In order to apply this last winter, the Minneapolis native and graduate of Robbinsdale Armstrong High School designed a service project to serve the needs of her hometown. Centered on the themes of diversity, equity, and inclusion, Perkins will serve as a peer educator for high school students in North Minneapolis. The curriculum will focus on counter narratives and analyze multiple sides of key events in American history. At the end of the project, she will ask students to create an art piece that highlights their journey through self-identity during the course of the summer. The project culminates in a public art showing and an open discussion to determine the next steps in bettering their community.
“I started by asking what my community needed. I knew the power of my learning and transformative experiences, so I wanted to share the best of those with students from my community,” Perkins said. “If we look at the historic events more closely and from all sides, we can give a voice to the voiceless and empower ourselves at the same time.”
Her project partners with Project Footsteps, a nonprofit organization focused on youth empowerment. Her plan also includes partnerships with teachers in the community who will serve as educators during the sessions and offer their own perspectives.

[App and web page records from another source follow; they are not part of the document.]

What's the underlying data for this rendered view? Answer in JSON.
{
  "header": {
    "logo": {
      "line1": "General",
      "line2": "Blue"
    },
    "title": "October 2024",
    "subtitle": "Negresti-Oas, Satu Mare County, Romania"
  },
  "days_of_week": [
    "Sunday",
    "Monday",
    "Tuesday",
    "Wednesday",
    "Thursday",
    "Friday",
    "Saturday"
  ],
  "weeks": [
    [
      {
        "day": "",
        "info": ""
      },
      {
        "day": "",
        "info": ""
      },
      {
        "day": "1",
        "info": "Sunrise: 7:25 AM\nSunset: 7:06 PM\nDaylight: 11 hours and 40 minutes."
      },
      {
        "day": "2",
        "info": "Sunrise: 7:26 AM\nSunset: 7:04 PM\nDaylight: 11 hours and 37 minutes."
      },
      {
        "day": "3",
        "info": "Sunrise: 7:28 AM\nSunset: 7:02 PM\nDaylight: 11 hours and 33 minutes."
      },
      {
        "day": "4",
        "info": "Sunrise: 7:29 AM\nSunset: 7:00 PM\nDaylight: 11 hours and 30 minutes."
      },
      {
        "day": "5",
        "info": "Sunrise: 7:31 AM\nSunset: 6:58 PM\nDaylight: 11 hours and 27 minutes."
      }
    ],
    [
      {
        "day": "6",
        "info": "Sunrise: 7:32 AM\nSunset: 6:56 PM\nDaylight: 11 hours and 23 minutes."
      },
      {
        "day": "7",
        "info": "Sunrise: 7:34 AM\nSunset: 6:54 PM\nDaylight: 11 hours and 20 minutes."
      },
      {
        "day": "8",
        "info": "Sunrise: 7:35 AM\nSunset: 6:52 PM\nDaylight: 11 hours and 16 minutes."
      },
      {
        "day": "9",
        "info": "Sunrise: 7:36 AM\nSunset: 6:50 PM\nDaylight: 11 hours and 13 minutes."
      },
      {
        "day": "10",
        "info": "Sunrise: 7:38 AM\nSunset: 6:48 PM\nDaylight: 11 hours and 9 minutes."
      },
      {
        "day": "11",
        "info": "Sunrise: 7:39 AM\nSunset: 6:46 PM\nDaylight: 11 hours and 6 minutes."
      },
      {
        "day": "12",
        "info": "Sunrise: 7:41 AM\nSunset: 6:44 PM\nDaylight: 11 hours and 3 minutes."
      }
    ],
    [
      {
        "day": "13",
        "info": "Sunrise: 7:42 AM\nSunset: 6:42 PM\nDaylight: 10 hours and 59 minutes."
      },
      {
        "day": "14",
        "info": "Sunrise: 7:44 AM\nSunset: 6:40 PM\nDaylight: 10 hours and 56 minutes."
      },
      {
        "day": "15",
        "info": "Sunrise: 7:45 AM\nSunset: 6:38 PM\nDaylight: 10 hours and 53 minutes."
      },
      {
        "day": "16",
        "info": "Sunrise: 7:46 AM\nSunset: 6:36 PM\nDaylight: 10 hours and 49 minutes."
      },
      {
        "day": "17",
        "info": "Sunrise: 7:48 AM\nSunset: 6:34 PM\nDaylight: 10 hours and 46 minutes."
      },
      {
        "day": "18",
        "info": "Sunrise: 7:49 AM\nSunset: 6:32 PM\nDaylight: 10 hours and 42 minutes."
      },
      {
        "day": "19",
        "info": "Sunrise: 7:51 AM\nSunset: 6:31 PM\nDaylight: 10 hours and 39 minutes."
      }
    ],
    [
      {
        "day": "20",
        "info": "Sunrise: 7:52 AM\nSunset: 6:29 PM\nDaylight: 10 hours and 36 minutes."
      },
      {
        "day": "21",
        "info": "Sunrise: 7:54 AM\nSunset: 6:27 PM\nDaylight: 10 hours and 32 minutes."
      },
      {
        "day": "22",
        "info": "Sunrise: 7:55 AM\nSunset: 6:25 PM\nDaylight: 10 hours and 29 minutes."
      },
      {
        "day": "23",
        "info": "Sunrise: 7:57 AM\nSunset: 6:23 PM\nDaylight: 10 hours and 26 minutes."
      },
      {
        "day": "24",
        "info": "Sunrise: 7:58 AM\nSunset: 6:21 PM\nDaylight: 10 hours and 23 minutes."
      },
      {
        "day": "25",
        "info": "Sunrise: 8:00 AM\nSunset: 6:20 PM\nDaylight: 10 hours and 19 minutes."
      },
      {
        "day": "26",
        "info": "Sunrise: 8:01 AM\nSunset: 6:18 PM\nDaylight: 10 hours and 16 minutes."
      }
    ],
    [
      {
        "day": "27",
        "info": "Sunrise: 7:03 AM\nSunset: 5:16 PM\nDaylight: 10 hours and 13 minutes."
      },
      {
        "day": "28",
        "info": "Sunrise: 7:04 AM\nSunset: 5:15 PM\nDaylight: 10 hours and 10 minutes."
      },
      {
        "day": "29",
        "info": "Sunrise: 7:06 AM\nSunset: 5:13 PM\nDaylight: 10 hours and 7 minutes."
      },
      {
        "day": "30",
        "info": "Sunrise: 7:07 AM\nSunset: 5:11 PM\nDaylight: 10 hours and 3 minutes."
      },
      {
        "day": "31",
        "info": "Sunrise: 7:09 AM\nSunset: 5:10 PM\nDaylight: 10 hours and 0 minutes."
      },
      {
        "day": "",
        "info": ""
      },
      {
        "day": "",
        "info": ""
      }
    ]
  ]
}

“There are so many conversations that need to be had. We can’t be afraid to talk about race and diversity,” said Perkins. “This program allows us to give the knowledge and tools to have these courageous conversations and I am very excited to encourage younger students to do so.”
The scholarship is divided into two $6,000 awards given her junior and senior year, one $4,000 summer stipend, and $500 to fund the supplies needed for the project.
Over the two-year scholarship, Phillips Scholars spend time planning, executing, and reflecting on their project. Next year, Perkins will research, develop curriculum, and connect with her partner organizations to prepare for the project’s implementation in the summer. After completing the project, she will spend her senior year analyzing her work and preparing a report to present to the scholarship founders.
“I’m looking forward to working with students in an area that I have so much passion,” Perkins said. “Once students realize what people before them in history have done, they can open their minds to so much more. Self-doubt wins too often. I almost didn’t apply for this scholarship out of doubt, but I am so happy I had the confidence to do so because I am excited to see what these events and conversations can do for our students.”
Perkins is the 14th Gustavus student since 1998 to be named a Phillips Scholar. Previous recipients include Melanie (Larson) Sinouthasy (1998), Sara Imholte (2001), Noah Johnson (2002), Linda Lee (2003), Zong Xiong (2004), Ma Lee Vang (2005), Nhung Le (2006), Ashley Gibbs (2007), Laura Jensen (2009), Irma Marquez Trapero (2010), Sandy Xiong (2012), Nicole Ektnitphong (2013), and Andra Gulenchyn (2015).
The Jay & Rose Phillips Family Foundation of Minnesota recognizes and rewards Minnesota private college students who strive to make life better for people with unmet needs in Minnesota communities. The scholarship program supports potential leaders with outstanding academic credentials who intend to dedicate a portion of their lives to community service. Students from 16 eligible private colleges and universities are invited to apply for one of six $16,500 awards given annually.
Media Contact: Director of Media Relations and Internal Communication JJ Akin